I think the issue is that people like the idea, but openness is actually – it’s a quite a complicated – it’s not that straightforward. And people like to say open, and what they mean by that – everyone has a slightly different definition. And obviously there’s a spectrum of how you can talk about openness. But in my mind, if you’ve got an object that’s online that’s inaccessible, then it’s not particularly open even if it’s free.
So if you don’t’ feel absolutely confident with the licensing and how it’s stated, you’re just not going to do it. I just think you’d think, what’s the risk for me here and what’s the benefit?
At the point when we were engaged to build the Toolkit, the project team had finished their surveys.
The project team had identified many high quality resources that would be useful for people wishing to engage with OER.
Our brief was to provide a means for guiding users to the most relevant resources for their case.
We decided that a decision tree would be the best way to emulate the types of conversations between teaching staff and copyright experts.
We went through an iterative design and development process
We released versions of the Toolkit to invited groups of users to give us feedback along the way.
You can see here in the screen shots the key stages of the development:
The first is our flowchart, which represents the decision tree. It is a series of questions and answers along the many and various pathways a user could take.
The second is an interactive wireframe that roughly simulated the basic functionality and layout of the web application.
And the third is the web application implemented with styles and more advanced functionality.
Resources (case studies and continuum) etc
Lead into tony viewing toolkit
Teaching staff member at an Australian university
This person found an image online and wishes to use it in their online teaching
This teacher intends to ask their students to download and modify the image, then share it publically
The teacher wants to know whether there are any issues with this
You can pause me at any time to ask questions
Can access the Toolkit from the oel.edu.au
The disclaimer basically says we’re giving guidance, not advice.
Then you’re presented with helpful tips that most people ignore on the first time
- The key tip is that a run through the Toolkit applies to one resource, otherwise too complex.

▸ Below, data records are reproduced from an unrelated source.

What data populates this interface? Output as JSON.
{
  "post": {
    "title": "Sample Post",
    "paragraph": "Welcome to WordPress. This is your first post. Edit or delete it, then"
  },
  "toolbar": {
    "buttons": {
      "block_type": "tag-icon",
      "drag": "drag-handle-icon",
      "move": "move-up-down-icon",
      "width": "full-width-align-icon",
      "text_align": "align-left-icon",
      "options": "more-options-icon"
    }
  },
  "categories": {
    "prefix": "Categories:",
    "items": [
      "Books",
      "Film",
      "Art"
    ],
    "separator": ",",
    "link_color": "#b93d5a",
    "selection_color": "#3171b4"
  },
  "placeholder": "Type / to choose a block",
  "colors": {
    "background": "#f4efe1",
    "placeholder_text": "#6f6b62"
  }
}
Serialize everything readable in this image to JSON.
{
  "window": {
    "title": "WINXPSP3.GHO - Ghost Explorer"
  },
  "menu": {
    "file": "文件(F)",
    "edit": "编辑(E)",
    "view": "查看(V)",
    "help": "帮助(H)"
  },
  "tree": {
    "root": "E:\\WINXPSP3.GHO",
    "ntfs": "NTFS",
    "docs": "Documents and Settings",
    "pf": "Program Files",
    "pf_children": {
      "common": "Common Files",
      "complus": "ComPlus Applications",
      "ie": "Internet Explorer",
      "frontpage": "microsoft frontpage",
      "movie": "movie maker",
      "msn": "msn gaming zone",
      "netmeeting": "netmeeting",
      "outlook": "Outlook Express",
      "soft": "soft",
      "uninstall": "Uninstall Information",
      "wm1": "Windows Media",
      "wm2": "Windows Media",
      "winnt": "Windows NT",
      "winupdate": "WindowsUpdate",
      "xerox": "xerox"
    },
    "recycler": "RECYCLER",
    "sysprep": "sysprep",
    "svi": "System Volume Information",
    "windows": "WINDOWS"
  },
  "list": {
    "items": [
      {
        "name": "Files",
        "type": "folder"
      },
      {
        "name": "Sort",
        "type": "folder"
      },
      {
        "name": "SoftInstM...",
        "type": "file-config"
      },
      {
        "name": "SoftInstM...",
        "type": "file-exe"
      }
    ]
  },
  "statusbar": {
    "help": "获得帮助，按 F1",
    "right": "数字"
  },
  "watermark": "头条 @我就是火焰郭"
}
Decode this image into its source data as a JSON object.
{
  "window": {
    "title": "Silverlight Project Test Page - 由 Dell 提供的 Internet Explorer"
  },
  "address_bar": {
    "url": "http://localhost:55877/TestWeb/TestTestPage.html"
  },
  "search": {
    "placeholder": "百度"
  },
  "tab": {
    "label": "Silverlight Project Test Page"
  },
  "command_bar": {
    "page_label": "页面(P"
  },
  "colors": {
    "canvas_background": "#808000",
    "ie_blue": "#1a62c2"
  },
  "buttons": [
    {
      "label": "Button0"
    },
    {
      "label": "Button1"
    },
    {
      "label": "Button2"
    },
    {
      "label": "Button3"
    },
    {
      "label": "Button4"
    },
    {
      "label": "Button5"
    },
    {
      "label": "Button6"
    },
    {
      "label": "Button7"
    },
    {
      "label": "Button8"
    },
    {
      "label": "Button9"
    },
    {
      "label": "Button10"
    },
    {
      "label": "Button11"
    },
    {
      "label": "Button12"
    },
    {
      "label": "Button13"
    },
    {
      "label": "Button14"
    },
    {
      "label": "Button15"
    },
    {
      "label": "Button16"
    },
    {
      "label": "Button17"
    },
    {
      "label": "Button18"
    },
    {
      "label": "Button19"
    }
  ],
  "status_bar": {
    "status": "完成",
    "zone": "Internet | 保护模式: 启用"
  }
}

Now we’re on the first question: given the scenario, we’ll click use.
Teaching practices, not personal reasons, so No.
We know that this person is using it for their employment, so this Yes.
Employer: This is a particularly useful question. We got lots of positive comments about how relevant the guidance was from this question.
So now I’ll open this up to you. Which Unis?
Show Guidance Preview
Link to the Copyright officer
We haven’t defined the answer to this question in the scenario: Yes or No? (different paths). Let’s select Yes.
[go with the flow]
Guidance: All the guidance snippets are presented now, and categorised
The teacher can expand whichever snippets are most relevant by reading the short titles.
Media > Modifying
PDF, take to copyright officer
[following the demonstration]
Today is a soft launch of the Toolkit.
It’s nearing completion.
In the following activities, you might like to refer to this Toolkit on your phone, tablet or laptop
Just keep in mind there is still work to be done.
The responsive interface so that it would be available on mobiles and tablets was only implemented last week.
Cross-browser (only tested on Chrome on Windows)
Question of sustainability:
5 year commitment to support (what this means)
Technical sustainability – at the moment it’s point dependent in that updates have to go through Tony. But… admin system is coming.
What the admin system will allow – a small group of project members to directly maintain (create/delete) content – questions and answers and guidance, plus produce some reports.
Where the admin system is at: conceptual stage